Data records:
Segment Open
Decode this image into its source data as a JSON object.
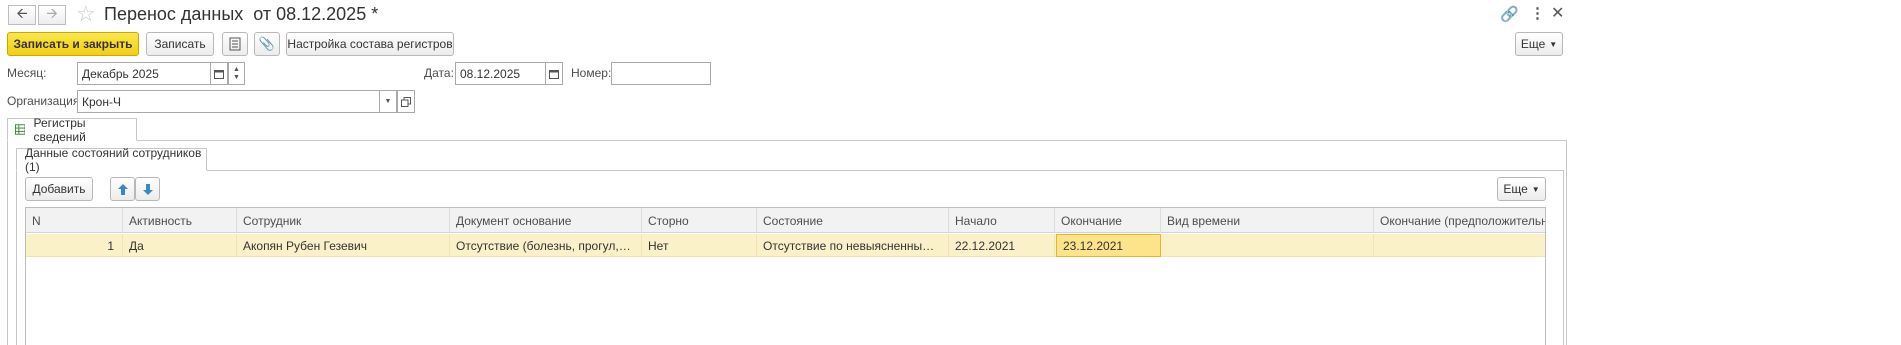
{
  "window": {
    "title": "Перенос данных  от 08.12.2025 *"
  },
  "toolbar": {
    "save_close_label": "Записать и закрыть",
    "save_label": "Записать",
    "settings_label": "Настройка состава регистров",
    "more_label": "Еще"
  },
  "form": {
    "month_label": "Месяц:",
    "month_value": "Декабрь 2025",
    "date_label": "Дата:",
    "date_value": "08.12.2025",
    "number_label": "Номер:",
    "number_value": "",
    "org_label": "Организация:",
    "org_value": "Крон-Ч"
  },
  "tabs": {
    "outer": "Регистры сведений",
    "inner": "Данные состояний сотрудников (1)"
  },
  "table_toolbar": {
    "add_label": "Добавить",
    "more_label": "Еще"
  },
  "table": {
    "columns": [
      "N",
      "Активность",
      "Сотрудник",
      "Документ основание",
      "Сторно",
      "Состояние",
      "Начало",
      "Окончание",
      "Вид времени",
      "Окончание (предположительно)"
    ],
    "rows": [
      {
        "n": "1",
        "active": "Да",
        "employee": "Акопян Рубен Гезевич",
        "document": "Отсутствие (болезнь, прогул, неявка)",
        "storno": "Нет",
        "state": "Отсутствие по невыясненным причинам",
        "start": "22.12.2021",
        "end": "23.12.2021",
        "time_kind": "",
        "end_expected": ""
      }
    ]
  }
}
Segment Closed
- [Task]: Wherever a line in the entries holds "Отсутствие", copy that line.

- [Problem solution]:
        "document": "Отсутствие (болезнь, прогул, неявка)",
        "state": "Отсутствие по невыясненным причинам",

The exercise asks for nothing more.